In last year’s edition, the survey found the average monthly payment was $750, while this year it jumped to $845. The report attributed the main reason for the increase to demand for homestay accommodation generated by a larger influx of international students into Canada.
“Canadian educational programs are acutely aware that cost is an important factor”
But the increase is not uniform across Canada, with some areas experiencing less growth than others. While 46% of survey respondents said they wouldn’t increase compensation, in other areas fees are forecast to rise substantially.
Whistler, British Columbia, was the location with the most expensive homestay program, with fees reaching $1200 per month and rising to accommodate increasing demand.
“Demand from students to study in Whistler, British Columbia, is so high that the school district there is planning to raise its homestay fees from $1,200 to $1,500 per month, an increase of 25%,” ESQ Educational Services president Doug Ronson told The PIE.
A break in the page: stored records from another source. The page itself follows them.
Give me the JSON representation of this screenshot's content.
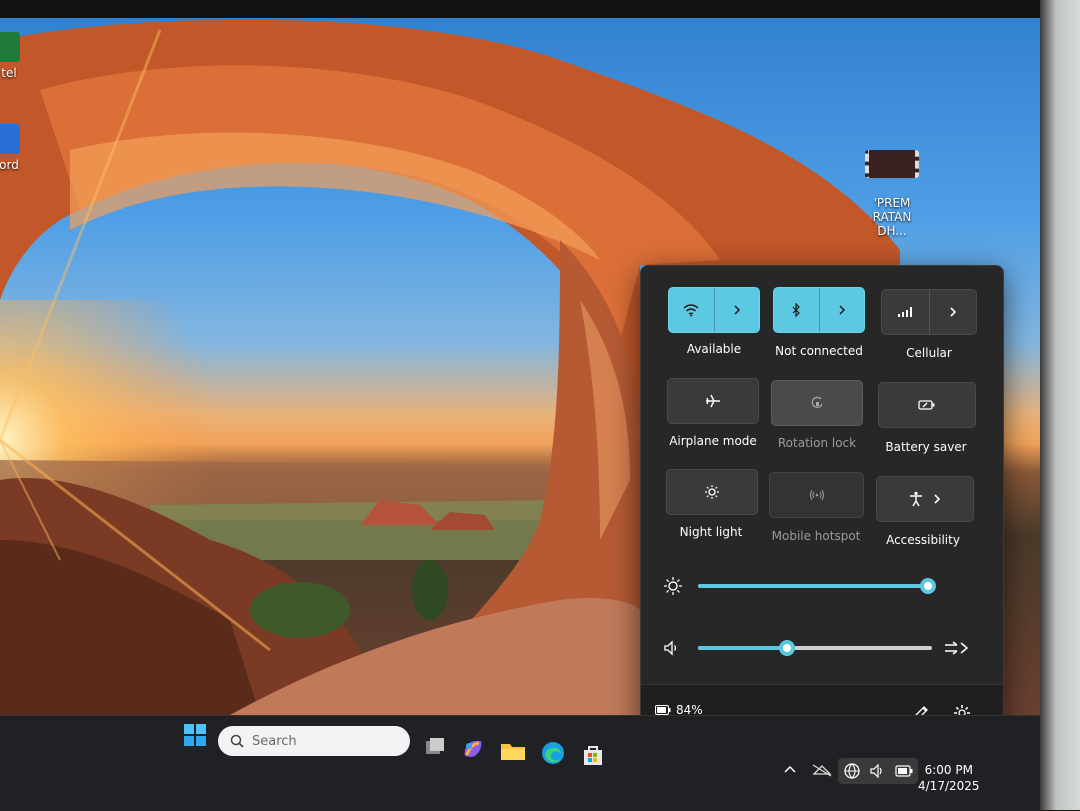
{
  "desktop": {
    "icons": [
      {
        "label": "tel",
        "color": "#1f7a3a"
      },
      {
        "label": "ord",
        "color": "#2b6fd6"
      },
      {
        "label": "'PREM\nRATAN DH...",
        "color": "#3a2020"
      }
    ]
  },
  "quick_settings": {
    "tiles": [
      {
        "label": "Available",
        "state": "on",
        "icon": "wifi-icon"
      },
      {
        "label": "Not connected",
        "state": "on",
        "icon": "bluetooth-icon"
      },
      {
        "label": "Cellular",
        "state": "off",
        "icon": "cellular-icon"
      },
      {
        "label": "Airplane mode",
        "state": "off",
        "icon": "airplane-icon"
      },
      {
        "label": "Rotation lock",
        "state": "disabled",
        "icon": "rotation-lock-icon"
      },
      {
        "label": "Battery saver",
        "state": "off",
        "icon": "battery-saver-icon"
      },
      {
        "label": "Night light",
        "state": "off",
        "icon": "night-light-icon"
      },
      {
        "label": "Mobile hotspot",
        "state": "disabled",
        "icon": "hotspot-icon"
      },
      {
        "label": "Accessibility",
        "state": "off",
        "icon": "accessibility-icon"
      }
    ],
    "brightness": {
      "value": 100,
      "icon": "brightness-icon"
    },
    "volume": {
      "value": 38,
      "icon": "volume-icon"
    },
    "battery_text": "84%",
    "accent": "#5cc8e2"
  },
  "taskbar": {
    "search_placeholder": "Search",
    "time": "6:00 PM",
    "date": "4/17/2025"
  }
}
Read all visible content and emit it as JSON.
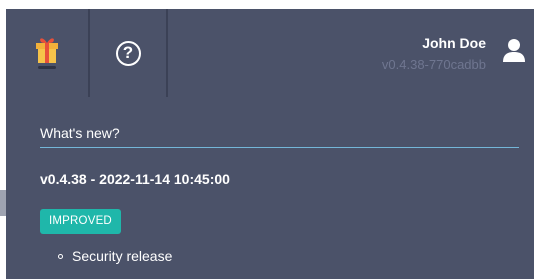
{
  "header": {
    "gift_icon": "gift-icon",
    "help_icon": "question-circle-icon",
    "help_glyph": "?",
    "user": {
      "name": "John Doe",
      "version": "v0.4.38-770cadbb",
      "icon": "user-icon"
    }
  },
  "whats_new": {
    "title": "What's new?",
    "release": {
      "heading": "v0.4.38 - 2022-11-14 10:45:00",
      "badge": "IMPROVED",
      "items": [
        "Security release"
      ]
    }
  },
  "colors": {
    "panel_bg": "#4b5269",
    "badge_bg": "#1fb7aa",
    "title_underline": "#74b6d8",
    "version_text": "#6f7690"
  }
}
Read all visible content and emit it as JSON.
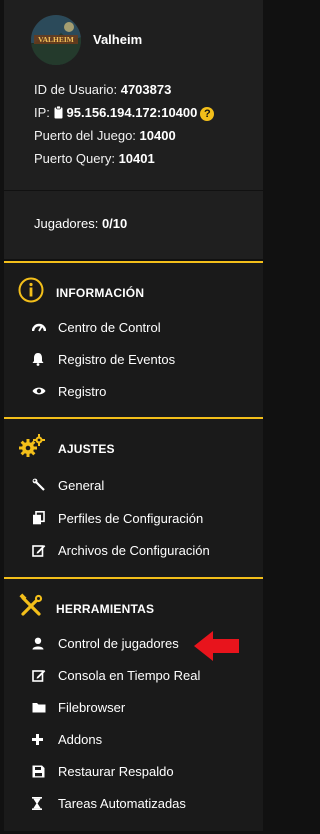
{
  "server": {
    "name": "Valheim",
    "avatar_text": "VALHEIM",
    "user_id_label": "ID de Usuario:",
    "user_id": "4703873",
    "ip_label": "IP:",
    "ip": "95.156.194.172:10400",
    "game_port_label": "Puerto del Juego:",
    "game_port": "10400",
    "query_port_label": "Puerto Query:",
    "query_port": "10401",
    "help_symbol": "?"
  },
  "players": {
    "label": "Jugadores:",
    "value": "0/10"
  },
  "sections": {
    "info": {
      "title": "INFORMACIÓN",
      "icon": "info-circle-icon",
      "items": [
        {
          "label": "Centro de Control",
          "icon": "gauge-icon"
        },
        {
          "label": "Registro de Eventos",
          "icon": "bell-icon"
        },
        {
          "label": "Registro",
          "icon": "eye-icon"
        }
      ]
    },
    "settings": {
      "title": "AJUSTES",
      "icon": "gears-icon",
      "items": [
        {
          "label": "General",
          "icon": "wrench-icon"
        },
        {
          "label": "Perfiles de Configuración",
          "icon": "copy-icon"
        },
        {
          "label": "Archivos de Configuración",
          "icon": "edit-icon"
        }
      ]
    },
    "tools": {
      "title": "HERRAMIENTAS",
      "icon": "tools-icon",
      "items": [
        {
          "label": "Control de jugadores",
          "icon": "user-icon"
        },
        {
          "label": "Consola en Tiempo Real",
          "icon": "edit-icon"
        },
        {
          "label": "Filebrowser",
          "icon": "folder-icon"
        },
        {
          "label": "Addons",
          "icon": "plus-icon"
        },
        {
          "label": "Restaurar Respaldo",
          "icon": "save-icon"
        },
        {
          "label": "Tareas Automatizadas",
          "icon": "hourglass-icon"
        }
      ]
    }
  },
  "colors": {
    "accent": "#f3bf1a",
    "arrow": "#e8141c",
    "panel": "#1f1f1f",
    "background": "#111111"
  }
}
Figures were lower elsewhere, such as in Nova Scotia and New Brunswick, averaging $600 to $700. Popular cities such as Toronto or Vancouver were on the $800 line.
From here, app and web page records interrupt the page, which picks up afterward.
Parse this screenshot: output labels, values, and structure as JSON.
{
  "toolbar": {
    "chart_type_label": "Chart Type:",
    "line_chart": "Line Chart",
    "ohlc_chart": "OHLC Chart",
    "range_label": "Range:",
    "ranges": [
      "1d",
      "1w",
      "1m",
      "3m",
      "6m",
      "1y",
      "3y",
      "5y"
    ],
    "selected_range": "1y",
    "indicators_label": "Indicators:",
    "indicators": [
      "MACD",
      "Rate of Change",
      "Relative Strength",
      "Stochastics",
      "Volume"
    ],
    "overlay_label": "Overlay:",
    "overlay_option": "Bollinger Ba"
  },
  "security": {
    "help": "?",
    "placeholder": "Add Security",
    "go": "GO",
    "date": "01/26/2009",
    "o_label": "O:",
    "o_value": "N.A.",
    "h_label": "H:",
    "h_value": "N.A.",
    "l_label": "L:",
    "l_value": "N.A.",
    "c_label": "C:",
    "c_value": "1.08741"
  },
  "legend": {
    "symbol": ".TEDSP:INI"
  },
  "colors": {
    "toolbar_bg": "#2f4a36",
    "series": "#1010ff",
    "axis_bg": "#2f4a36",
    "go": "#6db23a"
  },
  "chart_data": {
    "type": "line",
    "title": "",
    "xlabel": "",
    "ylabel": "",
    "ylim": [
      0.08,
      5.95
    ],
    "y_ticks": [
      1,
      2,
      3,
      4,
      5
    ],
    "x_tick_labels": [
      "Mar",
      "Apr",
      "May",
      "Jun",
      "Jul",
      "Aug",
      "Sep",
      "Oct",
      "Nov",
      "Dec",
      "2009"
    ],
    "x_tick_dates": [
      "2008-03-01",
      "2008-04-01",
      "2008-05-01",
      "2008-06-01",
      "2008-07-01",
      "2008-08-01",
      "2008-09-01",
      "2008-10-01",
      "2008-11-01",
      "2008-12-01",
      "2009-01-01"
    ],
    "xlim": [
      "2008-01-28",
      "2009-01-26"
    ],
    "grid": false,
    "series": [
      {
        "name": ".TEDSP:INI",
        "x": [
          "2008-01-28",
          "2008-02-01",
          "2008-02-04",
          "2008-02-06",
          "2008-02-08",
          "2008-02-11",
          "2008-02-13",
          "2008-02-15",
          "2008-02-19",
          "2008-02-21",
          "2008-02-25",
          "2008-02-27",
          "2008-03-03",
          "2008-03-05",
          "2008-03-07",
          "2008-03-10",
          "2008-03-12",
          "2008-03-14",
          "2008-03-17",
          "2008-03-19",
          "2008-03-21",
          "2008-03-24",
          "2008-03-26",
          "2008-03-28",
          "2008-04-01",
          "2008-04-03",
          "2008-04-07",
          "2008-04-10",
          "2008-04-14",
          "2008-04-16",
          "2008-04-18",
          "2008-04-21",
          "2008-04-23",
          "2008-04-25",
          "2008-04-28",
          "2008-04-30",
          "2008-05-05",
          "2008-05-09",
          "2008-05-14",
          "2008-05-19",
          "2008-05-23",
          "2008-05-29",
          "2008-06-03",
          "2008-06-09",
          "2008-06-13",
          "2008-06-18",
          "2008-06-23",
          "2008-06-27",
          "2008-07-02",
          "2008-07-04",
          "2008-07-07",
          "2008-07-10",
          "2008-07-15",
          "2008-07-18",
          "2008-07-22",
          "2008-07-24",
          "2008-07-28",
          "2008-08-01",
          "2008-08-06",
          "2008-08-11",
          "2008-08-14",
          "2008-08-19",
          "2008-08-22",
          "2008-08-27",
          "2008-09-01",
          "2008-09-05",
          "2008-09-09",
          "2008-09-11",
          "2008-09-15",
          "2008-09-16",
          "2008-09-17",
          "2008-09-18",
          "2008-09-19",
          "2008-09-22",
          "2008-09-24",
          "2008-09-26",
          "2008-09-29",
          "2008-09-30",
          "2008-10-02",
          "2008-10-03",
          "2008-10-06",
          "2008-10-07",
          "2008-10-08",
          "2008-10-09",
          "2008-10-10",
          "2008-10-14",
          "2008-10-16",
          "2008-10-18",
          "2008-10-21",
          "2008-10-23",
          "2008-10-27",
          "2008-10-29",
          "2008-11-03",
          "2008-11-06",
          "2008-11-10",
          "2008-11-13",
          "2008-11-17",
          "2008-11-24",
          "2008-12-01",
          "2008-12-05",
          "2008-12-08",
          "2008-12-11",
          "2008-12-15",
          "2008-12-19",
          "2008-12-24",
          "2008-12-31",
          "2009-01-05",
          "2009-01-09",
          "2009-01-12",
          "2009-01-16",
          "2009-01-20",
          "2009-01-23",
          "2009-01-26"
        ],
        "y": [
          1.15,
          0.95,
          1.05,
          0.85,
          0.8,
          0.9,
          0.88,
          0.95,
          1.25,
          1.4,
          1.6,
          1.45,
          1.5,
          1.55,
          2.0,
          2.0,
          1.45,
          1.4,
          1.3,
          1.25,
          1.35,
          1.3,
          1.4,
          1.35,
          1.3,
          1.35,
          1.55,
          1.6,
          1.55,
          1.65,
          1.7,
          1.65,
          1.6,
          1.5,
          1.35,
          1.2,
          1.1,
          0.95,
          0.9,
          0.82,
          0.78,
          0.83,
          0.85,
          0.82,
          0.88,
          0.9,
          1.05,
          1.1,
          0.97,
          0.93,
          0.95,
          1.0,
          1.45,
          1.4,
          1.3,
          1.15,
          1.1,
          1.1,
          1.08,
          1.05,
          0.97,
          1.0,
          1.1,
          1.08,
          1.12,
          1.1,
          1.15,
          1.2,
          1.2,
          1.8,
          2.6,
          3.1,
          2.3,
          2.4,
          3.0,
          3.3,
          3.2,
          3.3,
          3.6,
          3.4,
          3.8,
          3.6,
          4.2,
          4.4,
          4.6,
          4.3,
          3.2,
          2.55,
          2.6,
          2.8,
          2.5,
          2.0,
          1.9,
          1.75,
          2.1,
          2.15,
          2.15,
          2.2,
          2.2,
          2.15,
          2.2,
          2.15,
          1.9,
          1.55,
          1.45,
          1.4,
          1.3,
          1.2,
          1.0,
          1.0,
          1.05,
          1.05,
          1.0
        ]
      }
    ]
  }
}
Asked how the hikes could impact on international students’ choices, Ronson said the sector is aware that cost is a decisive factor.
“Canadian educational programs are acutely aware that cost is an important factor for students and parents in choosing a study destination,” he said.
“They know they must balance the need to pay hosts competitive rates with offering an outstanding educational experience at a reasonable price.”
Commenting on the findings, Jennifer Wilson, managing director of Canada Homestay Network, told The PIE that although some of their programs have seen an increase, it hasn’t been uniform – and in most cases limited to a standard 2-3%.
“While it’s true that our programs have also seen an increase in some areas this year, I wouldn’t attribute that entirely to the rise in student registrations, nor is the increase 13% across all regions,” she said.
“In some cases, there have been no changes; in most others we have adhered to our standard of 2-3%, which is in line with the cost of living increases across Canada last year.”